==== Supplied material ====
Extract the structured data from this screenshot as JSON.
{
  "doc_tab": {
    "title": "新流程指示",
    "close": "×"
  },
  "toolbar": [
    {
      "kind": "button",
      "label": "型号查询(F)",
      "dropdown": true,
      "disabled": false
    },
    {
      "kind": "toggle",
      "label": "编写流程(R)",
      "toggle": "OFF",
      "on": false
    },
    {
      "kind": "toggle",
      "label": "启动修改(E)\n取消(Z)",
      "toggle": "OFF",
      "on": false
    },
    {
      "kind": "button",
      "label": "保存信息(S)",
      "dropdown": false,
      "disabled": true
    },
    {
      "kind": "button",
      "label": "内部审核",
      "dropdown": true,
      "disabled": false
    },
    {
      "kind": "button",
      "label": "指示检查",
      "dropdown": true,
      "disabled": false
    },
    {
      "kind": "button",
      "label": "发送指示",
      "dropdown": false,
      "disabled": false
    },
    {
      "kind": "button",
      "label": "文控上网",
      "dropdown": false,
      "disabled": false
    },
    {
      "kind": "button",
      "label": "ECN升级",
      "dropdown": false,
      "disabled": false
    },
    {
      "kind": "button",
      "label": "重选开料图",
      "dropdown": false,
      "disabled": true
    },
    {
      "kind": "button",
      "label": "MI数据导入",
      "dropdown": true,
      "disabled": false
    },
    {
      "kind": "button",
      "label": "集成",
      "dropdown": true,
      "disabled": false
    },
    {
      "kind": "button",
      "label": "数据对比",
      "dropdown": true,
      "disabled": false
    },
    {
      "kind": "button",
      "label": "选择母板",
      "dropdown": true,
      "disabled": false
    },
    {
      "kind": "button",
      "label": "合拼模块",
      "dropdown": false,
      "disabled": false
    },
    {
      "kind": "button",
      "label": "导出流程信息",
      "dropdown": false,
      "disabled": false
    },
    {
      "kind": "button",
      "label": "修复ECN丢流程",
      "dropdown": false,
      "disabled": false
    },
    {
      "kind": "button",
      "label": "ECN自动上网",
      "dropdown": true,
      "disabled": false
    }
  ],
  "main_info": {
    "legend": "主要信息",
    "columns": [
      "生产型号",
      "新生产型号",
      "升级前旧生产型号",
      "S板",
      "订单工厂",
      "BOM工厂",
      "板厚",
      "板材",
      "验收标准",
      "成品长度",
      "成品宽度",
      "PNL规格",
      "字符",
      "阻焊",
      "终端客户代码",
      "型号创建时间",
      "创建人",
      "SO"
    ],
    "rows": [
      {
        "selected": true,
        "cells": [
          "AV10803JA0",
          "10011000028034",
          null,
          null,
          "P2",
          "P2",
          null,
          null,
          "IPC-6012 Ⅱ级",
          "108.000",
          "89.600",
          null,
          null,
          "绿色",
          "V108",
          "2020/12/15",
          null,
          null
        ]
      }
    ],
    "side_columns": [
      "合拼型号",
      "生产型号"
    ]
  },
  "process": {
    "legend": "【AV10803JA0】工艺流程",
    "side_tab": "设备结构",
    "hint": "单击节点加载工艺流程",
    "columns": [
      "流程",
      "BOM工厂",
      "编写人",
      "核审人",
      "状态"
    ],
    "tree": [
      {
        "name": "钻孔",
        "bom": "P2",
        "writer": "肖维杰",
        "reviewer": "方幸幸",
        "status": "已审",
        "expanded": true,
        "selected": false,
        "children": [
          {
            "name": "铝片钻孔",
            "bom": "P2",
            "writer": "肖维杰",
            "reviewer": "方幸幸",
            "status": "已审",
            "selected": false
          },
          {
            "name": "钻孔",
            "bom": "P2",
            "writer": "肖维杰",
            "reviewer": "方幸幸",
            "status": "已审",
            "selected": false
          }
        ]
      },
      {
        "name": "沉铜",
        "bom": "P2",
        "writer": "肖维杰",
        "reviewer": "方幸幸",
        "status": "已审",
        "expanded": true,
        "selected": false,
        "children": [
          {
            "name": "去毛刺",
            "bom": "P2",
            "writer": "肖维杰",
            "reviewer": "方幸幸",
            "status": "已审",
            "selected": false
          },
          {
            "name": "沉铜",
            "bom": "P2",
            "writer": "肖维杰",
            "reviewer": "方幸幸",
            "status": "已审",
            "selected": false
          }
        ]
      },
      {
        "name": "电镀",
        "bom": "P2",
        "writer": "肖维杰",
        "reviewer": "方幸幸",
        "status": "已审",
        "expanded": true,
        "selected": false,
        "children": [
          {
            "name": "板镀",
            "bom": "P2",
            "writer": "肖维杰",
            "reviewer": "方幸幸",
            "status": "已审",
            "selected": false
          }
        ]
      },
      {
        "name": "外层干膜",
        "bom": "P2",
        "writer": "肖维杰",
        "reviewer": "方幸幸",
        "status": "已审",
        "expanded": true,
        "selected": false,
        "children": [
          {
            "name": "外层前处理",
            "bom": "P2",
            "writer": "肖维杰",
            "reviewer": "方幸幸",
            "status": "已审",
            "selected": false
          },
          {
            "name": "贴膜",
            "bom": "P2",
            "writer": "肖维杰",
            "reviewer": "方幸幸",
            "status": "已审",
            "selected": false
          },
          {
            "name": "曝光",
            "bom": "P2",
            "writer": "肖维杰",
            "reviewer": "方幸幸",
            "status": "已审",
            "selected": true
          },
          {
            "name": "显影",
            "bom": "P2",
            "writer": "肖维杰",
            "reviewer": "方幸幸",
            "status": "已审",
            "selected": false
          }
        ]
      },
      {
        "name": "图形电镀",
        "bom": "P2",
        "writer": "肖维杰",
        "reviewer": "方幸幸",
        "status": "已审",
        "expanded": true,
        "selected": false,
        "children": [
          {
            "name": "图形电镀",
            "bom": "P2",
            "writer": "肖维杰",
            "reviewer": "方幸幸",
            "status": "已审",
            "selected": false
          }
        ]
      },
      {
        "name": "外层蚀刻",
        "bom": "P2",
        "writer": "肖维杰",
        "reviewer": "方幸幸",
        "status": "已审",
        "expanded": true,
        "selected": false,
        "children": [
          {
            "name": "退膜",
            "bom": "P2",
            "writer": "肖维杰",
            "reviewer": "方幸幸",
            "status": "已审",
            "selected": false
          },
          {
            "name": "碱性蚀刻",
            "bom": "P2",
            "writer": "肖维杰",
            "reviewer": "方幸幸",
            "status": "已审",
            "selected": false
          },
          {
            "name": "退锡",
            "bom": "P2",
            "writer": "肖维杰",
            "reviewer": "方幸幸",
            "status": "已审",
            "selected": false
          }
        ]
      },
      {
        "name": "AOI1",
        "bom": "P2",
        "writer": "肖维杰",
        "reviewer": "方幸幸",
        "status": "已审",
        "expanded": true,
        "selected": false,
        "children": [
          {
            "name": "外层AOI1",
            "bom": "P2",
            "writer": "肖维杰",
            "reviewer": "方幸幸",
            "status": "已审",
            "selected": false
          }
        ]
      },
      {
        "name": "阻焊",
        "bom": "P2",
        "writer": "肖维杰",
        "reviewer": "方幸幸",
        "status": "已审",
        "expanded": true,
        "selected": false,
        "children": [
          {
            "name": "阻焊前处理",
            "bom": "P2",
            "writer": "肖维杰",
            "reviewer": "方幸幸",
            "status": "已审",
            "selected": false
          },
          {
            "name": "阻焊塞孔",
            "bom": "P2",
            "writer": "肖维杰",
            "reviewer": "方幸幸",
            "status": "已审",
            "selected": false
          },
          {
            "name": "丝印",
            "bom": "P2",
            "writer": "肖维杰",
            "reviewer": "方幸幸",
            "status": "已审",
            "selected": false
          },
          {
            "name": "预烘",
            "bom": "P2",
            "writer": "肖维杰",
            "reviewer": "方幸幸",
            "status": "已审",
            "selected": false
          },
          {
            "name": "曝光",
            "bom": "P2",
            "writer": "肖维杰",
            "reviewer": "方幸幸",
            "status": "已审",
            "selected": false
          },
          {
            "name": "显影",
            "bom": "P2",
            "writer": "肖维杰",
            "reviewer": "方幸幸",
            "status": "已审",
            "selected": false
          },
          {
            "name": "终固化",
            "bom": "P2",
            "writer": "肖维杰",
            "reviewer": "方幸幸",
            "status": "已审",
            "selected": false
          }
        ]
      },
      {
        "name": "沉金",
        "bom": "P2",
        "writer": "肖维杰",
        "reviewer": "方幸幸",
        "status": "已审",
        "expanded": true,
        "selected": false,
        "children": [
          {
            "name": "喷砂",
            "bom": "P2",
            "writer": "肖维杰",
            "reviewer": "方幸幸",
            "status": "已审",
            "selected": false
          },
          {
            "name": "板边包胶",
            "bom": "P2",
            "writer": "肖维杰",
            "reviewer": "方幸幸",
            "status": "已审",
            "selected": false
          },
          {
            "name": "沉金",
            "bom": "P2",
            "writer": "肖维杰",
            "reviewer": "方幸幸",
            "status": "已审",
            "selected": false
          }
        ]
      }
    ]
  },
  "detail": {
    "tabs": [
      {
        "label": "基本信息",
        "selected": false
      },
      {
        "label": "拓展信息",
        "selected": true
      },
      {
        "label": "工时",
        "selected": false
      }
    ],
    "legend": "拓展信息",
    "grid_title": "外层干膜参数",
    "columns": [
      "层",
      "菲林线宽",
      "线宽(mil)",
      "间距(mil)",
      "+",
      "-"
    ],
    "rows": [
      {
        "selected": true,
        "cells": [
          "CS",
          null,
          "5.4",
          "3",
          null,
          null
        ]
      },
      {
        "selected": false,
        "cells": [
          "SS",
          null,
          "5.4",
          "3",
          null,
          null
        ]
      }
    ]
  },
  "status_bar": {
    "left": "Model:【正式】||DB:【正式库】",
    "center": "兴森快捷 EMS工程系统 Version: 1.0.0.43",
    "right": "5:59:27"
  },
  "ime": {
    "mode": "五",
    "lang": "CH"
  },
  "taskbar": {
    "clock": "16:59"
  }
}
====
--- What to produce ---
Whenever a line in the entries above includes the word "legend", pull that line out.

--- Solution to this exercise ---
    "legend": "主要信息",
    "legend": "【AV10803JA0】工艺流程",
    "legend": "拓展信息",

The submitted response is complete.